Task item: Repeat exactly the lines that begin at the one containing "What data populates" and end at the final line of the records; include no pictures and nothing else.
== Segment start ==
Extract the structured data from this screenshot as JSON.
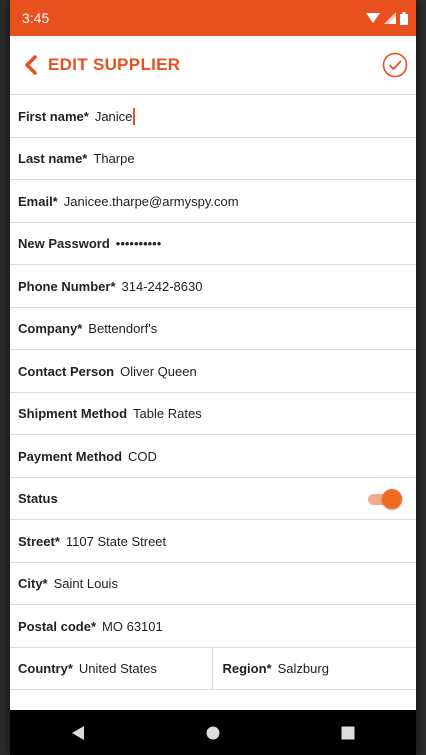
{
  "status_bar": {
    "time": "3:45"
  },
  "app_bar": {
    "title": "EDIT SUPPLIER",
    "back_icon": "chevron-left-icon",
    "confirm_icon": "check-circle-icon"
  },
  "fields": {
    "first_name": {
      "label": "First name*",
      "value": "Janice"
    },
    "last_name": {
      "label": "Last name*",
      "value": "Tharpe"
    },
    "email": {
      "label": "Email*",
      "value": "Janicee.tharpe@armyspy.com"
    },
    "password": {
      "label": "New Password",
      "value": "••••••••••"
    },
    "phone": {
      "label": "Phone Number*",
      "value": "314-242-8630"
    },
    "company": {
      "label": "Company*",
      "value": "Bettendorf's"
    },
    "contact_person": {
      "label": "Contact Person",
      "value": "Oliver Queen"
    },
    "shipment_method": {
      "label": "Shipment Method",
      "value": "Table Rates"
    },
    "payment_method": {
      "label": "Payment Method",
      "value": "COD"
    },
    "status": {
      "label": "Status",
      "enabled": true
    },
    "street": {
      "label": "Street*",
      "value": "1107 State Street"
    },
    "city": {
      "label": "City*",
      "value": "Saint Louis"
    },
    "postal_code": {
      "label": "Postal code*",
      "value": "MO 63101"
    },
    "country": {
      "label": "Country*",
      "value": "United States"
    },
    "region": {
      "label": "Region*",
      "value": "Salzburg"
    }
  },
  "colors": {
    "accent": "#e8501e",
    "toggle_on": "#f06a22"
  }
}
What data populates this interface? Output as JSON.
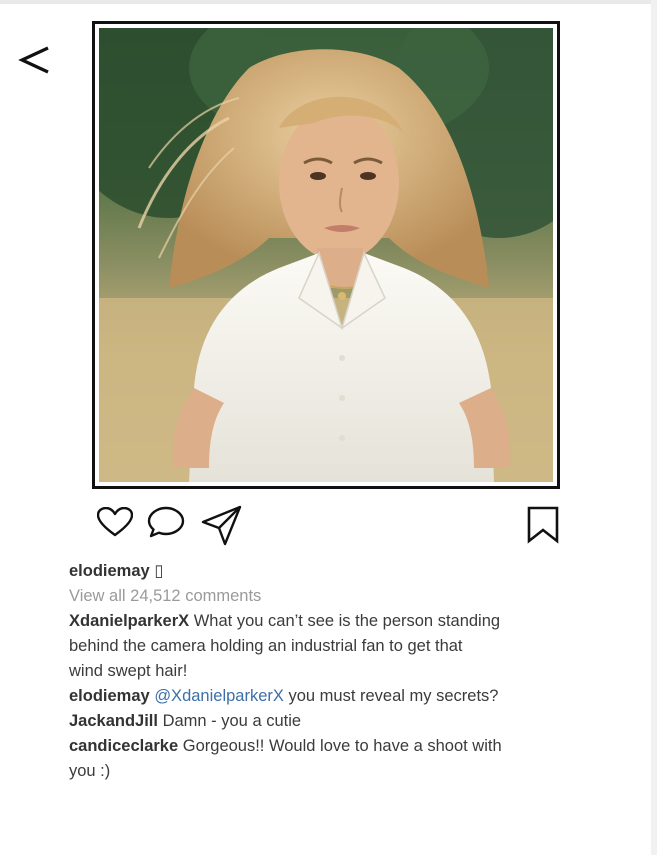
{
  "post": {
    "author": "elodiemay",
    "author_glyph": "▯",
    "view_comments": "View all 24,512 comments"
  },
  "comments": [
    {
      "user": "XdanielparkerX",
      "lines": [
        "What you can’t see is the person standing",
        "behind the camera holding an industrial fan to get that",
        "wind swept hair!"
      ]
    },
    {
      "user": "elodiemay",
      "mention": "@XdanielparkerX",
      "text": "you must reveal my secrets?"
    },
    {
      "user": "JackandJill",
      "text": "Damn - you a cutie"
    },
    {
      "user": "candiceclarke",
      "lines": [
        "Gorgeous!! Would love to have a shoot with",
        "you :)"
      ]
    }
  ],
  "icons": [
    "back-chevron-icon",
    "heart-icon",
    "comment-icon",
    "share-icon",
    "bookmark-icon"
  ],
  "colors": {
    "mention": "#3d6fa8",
    "meta": "#9a9a9a",
    "text": "#3b3b3b"
  }
}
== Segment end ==
Answer to this exercise:
What data populates this interface? Output as JSON.
{
  "post": {
    "author": "elodiemay",
    "author_glyph": "▯",
    "view_comments": "View all 24,512 comments"
  },
  "comments": [
    {
      "user": "XdanielparkerX",
      "lines": [
        "What you can’t see is the person standing",
        "behind the camera holding an industrial fan to get that",
        "wind swept hair!"
      ]
    },
    {
      "user": "elodiemay",
      "mention": "@XdanielparkerX",
      "text": "you must reveal my secrets?"
    },
    {
      "user": "JackandJill",
      "text": "Damn - you a cutie"
    },
    {
      "user": "candiceclarke",
      "lines": [
        "Gorgeous!! Would love to have a shoot with",
        "you :)"
      ]
    }
  ],
  "icons": [
    "back-chevron-icon",
    "heart-icon",
    "comment-icon",
    "share-icon",
    "bookmark-icon"
  ],
  "colors": {
    "mention": "#3d6fa8",
    "meta": "#9a9a9a",
    "text": "#3b3b3b"
  }
}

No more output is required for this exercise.